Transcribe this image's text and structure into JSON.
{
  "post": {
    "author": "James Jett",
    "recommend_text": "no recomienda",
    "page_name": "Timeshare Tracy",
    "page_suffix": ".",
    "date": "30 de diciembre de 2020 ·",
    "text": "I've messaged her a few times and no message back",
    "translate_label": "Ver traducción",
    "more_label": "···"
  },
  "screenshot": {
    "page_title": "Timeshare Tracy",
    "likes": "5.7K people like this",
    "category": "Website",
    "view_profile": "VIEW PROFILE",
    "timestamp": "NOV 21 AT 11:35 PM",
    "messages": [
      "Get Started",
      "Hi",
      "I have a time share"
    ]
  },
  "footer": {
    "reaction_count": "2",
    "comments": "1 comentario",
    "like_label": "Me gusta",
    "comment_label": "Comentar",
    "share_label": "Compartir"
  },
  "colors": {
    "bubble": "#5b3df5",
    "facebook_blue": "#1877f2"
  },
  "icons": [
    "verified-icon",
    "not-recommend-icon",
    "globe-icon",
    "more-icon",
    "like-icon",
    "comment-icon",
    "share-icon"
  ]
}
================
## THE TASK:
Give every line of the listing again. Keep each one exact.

## TASK OUTPUT:
Transcribe this image's text and structure into JSON.
{
  "post": {
    "author": "James Jett",
    "recommend_text": "no recomienda",
    "page_name": "Timeshare Tracy",
    "page_suffix": ".",
    "date": "30 de diciembre de 2020 ·",
    "text": "I've messaged her a few times and no message back",
    "translate_label": "Ver traducción",
    "more_label": "···"
  },
  "screenshot": {
    "page_title": "Timeshare Tracy",
    "likes": "5.7K people like this",
    "category": "Website",
    "view_profile": "VIEW PROFILE",
    "timestamp": "NOV 21 AT 11:35 PM",
    "messages": [
      "Get Started",
      "Hi",
      "I have a time share"
    ]
  },
  "footer": {
    "reaction_count": "2",
    "comments": "1 comentario",
    "like_label": "Me gusta",
    "comment_label": "Comentar",
    "share_label": "Compartir"
  },
  "colors": {
    "bubble": "#5b3df5",
    "facebook_blue": "#1877f2"
  },
  "icons": [
    "verified-icon",
    "not-recommend-icon",
    "globe-icon",
    "more-icon",
    "like-icon",
    "comment-icon",
    "share-icon"
  ]
}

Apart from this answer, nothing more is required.